» **Extracted records**
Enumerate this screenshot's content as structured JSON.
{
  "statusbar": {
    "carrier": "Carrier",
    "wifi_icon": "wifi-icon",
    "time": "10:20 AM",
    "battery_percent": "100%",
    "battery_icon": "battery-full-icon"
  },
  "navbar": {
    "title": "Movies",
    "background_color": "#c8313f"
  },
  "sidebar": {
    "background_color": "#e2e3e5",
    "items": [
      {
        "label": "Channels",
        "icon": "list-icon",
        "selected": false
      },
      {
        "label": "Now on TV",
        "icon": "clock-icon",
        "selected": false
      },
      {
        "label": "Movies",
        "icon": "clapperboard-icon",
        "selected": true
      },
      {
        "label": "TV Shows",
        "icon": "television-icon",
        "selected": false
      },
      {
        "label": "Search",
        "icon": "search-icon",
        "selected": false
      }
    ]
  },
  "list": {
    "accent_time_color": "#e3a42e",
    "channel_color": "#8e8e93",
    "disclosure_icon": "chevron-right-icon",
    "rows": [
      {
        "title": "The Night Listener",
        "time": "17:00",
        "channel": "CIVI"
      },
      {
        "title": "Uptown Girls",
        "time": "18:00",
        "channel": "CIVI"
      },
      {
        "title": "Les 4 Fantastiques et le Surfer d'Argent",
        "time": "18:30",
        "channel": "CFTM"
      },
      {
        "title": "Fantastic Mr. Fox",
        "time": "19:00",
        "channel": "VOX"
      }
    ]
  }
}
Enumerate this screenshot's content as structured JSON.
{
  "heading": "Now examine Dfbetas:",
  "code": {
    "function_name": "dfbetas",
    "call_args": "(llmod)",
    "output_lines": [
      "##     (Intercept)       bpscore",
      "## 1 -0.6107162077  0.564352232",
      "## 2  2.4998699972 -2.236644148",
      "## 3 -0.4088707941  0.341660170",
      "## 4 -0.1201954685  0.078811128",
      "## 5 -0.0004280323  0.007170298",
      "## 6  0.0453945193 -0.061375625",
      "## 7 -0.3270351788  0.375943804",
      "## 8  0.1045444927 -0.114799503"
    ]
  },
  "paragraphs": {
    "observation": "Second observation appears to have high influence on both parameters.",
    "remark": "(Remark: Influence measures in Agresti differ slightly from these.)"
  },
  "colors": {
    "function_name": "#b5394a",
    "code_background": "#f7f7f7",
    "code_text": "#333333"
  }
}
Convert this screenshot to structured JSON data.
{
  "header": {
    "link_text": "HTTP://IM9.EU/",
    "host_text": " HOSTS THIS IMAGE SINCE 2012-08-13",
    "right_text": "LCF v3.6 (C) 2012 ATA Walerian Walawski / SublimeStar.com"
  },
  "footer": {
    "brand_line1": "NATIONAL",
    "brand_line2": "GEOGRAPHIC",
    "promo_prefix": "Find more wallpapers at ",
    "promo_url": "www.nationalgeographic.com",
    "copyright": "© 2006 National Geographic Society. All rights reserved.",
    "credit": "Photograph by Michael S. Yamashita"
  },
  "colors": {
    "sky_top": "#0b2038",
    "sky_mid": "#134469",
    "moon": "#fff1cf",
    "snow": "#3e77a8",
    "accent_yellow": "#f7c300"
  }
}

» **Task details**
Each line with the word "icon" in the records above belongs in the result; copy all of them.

» **Expected output**
    "wifi_icon": "wifi-icon",
    "battery_icon": "battery-full-icon"
        "icon": "list-icon",
        "icon": "clock-icon",
        "icon": "clapperboard-icon",
        "icon": "television-icon",
        "icon": "search-icon",
    "disclosure_icon": "chevron-right-icon",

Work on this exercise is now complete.